* **Task instructions**:
Filter the material, keeping only lines with the word "возврата".

* **Exercise input**:
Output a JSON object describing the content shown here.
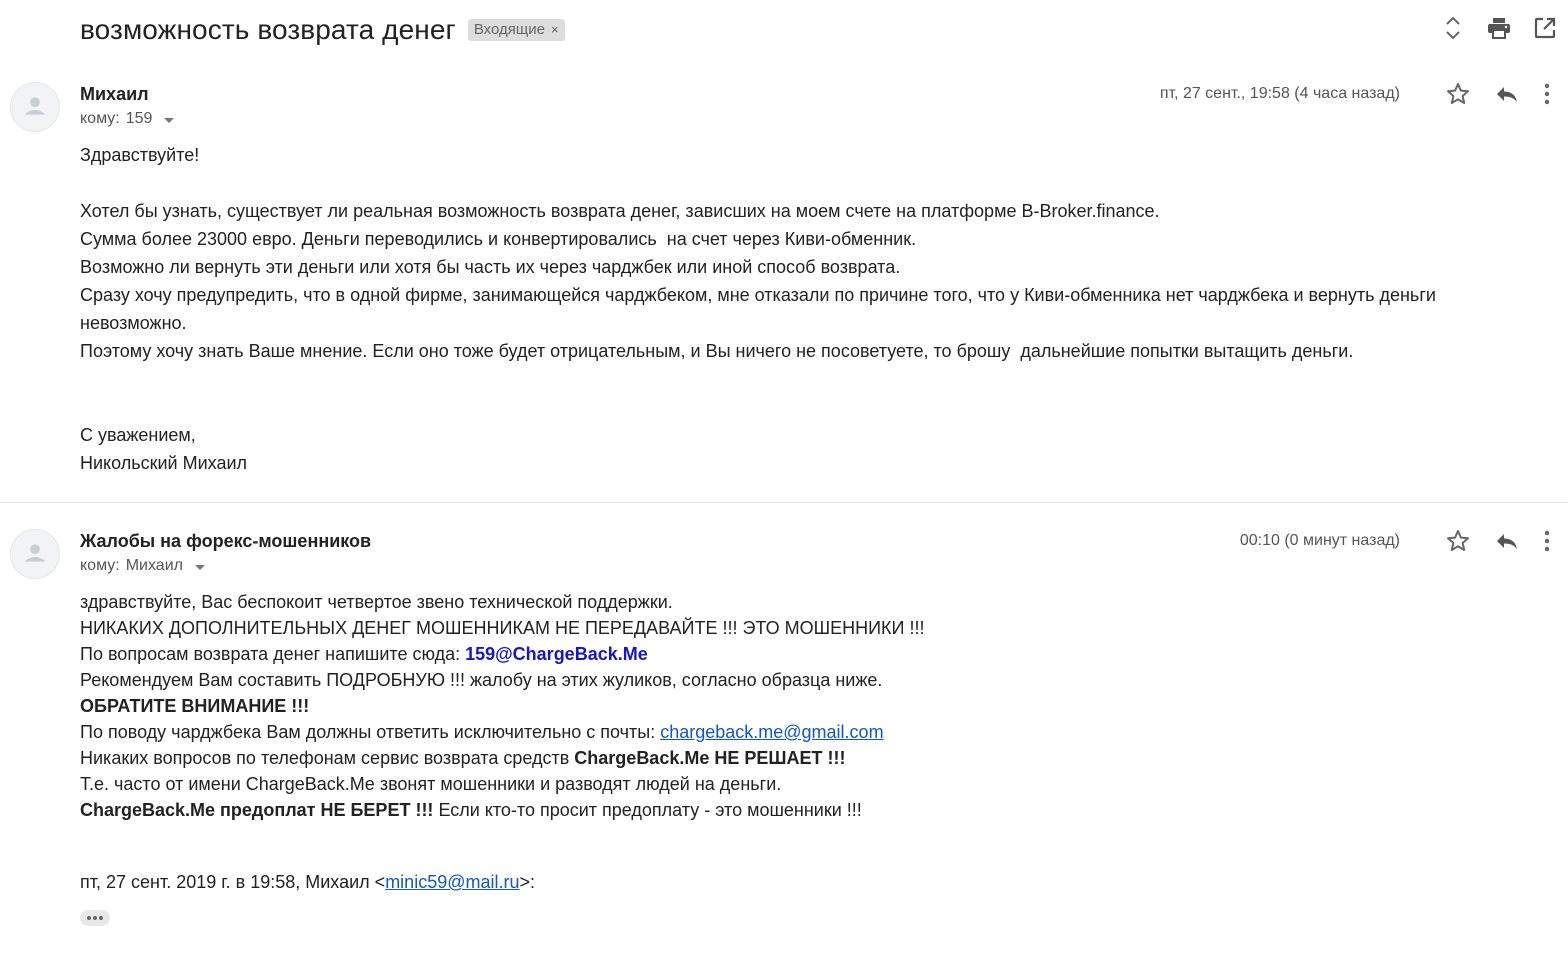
{
  "thread": {
    "subject": "возможность возврата денег",
    "label": "Входящие",
    "label_remove": "×"
  },
  "toolbar_icons": [
    "expand-collapse-icon",
    "print-icon",
    "open-new-window-icon"
  ],
  "messages": [
    {
      "sender": "Михаил",
      "to_prefix": "кому:",
      "to": "159",
      "date": "пт, 27 сент., 19:58 (4 часа назад)",
      "body": [
        "Здравствуйте!",
        "",
        "Хотел бы узнать, существует ли реальная возможность возврата денег, зависших на моем счете на платформе B-Broker.finance.",
        "Сумма более 23000 евро. Деньги переводились и конвертировались  на счет через Киви-обменник.",
        "Возможно ли вернуть эти деньги или хотя бы часть их через чарджбек или иной способ возврата.",
        "Сразу хочу предупредить, что в одной фирме, занимающейся чарджбеком, мне отказали по причине того, что у Киви-обменника нет чарджбека и вернуть деньги",
        "невозможно.",
        "Поэтому хочу знать Ваше мнение. Если оно тоже будет отрицательным, и Вы ничего не посоветуете, то брошу  дальнейшие попытки вытащить деньги.",
        "",
        "",
        "С уважением,",
        "Никольский Михаил"
      ]
    },
    {
      "sender": "Жалобы на форекс-мошенников",
      "to_prefix": "кому:",
      "to": "Михаил",
      "date": "00:10 (0 минут назад)",
      "lines": {
        "l1": "здравствуйте, Вас беспокоит четвертое звено технической поддержки.",
        "l2": "НИКАКИХ ДОПОЛНИТЕЛЬНЫХ ДЕНЕГ МОШЕННИКАМ НЕ ПЕРЕДАВАЙТЕ !!! ЭТО МОШЕННИКИ !!!",
        "l3_text": "По вопросам возврата денег напишите сюда: ",
        "l3_email": "159@ChargeBack.Me",
        "l4": "Рекомендуем Вам составить ПОДРОБНУЮ !!! жалобу на этих жуликов, согласно образца ниже.",
        "l5": "ОБРАТИТЕ ВНИМАНИЕ !!!",
        "l6_text": "По поводу чарджбека Вам должны ответить исключительно с почты: ",
        "l6_link": "chargeback.me@gmail.com",
        "l7_text": "Никаких вопросов по телефонам сервис возврата средств ",
        "l7_bold": "ChargeBack.Me НЕ РЕШАЕТ !!!",
        "l8": "Т.е. часто от имени ChargeBack.Me звонят мошенники и разводят людей на деньги.",
        "l9_bold": "ChargeBack.Me предоплат НЕ БЕРЕТ !!!",
        "l9_text": " Если кто-то просит предоплату - это мошенники !!!",
        "quote_prefix": "пт, 27 сент. 2019 г. в 19:58, Михаил <",
        "quote_email": "minic59@mail.ru",
        "quote_suffix": ">:"
      }
    }
  ],
  "message_icons": [
    "star-icon",
    "reply-icon",
    "more-vert-icon"
  ]
}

* **Solution**:
    "subject": "возможность возврата денег",
        "Хотел бы узнать, существует ли реальная возможность возврата денег, зависших на моем счете на платформе B-Broker.finance.",
        "Возможно ли вернуть эти деньги или хотя бы часть их через чарджбек или иной способ возврата.",
        "l3_text": "По вопросам возврата денег напишите сюда: ",
        "l7_text": "Никаких вопросов по телефонам сервис возврата средств ",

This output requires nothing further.